-- Data under study --
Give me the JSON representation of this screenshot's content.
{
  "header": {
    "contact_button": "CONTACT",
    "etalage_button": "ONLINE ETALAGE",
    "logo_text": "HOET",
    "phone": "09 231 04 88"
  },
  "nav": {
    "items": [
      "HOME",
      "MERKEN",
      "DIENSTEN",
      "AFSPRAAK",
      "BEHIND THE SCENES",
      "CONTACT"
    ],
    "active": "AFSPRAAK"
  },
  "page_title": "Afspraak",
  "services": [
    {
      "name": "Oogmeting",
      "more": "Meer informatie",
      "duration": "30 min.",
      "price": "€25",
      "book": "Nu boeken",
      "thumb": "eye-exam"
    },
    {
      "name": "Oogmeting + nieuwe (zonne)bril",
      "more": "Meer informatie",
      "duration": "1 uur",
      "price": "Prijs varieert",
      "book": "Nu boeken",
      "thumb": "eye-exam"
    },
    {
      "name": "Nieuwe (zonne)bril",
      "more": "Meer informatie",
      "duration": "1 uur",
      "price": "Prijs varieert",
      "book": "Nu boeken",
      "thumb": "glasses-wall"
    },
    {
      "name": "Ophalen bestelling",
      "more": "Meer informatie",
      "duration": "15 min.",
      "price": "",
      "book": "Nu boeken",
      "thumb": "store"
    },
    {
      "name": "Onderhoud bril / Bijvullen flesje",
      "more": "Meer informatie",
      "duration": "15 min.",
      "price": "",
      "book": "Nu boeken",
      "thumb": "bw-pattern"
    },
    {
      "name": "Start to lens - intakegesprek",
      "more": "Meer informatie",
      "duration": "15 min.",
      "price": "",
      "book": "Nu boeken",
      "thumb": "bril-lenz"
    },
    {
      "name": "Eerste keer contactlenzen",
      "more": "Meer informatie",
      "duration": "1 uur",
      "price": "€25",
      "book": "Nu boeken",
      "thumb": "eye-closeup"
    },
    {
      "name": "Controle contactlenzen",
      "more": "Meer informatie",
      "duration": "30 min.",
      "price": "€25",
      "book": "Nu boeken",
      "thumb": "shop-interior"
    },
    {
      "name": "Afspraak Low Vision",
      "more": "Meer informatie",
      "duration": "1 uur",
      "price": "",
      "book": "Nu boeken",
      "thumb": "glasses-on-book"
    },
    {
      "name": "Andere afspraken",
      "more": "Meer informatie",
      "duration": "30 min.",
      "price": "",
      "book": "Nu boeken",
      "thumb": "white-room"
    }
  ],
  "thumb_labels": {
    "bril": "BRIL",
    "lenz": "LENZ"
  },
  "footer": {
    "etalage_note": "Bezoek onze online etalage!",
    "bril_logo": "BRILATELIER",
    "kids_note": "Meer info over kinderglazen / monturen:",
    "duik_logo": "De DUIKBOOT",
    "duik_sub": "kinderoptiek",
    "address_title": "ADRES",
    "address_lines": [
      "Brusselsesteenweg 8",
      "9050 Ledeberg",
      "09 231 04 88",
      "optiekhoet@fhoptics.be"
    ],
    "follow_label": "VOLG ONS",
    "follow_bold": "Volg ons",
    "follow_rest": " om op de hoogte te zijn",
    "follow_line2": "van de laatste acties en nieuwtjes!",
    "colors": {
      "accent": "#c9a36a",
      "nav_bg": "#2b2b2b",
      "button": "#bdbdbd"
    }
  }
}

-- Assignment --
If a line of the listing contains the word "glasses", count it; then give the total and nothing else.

-- Response to the exercise --
2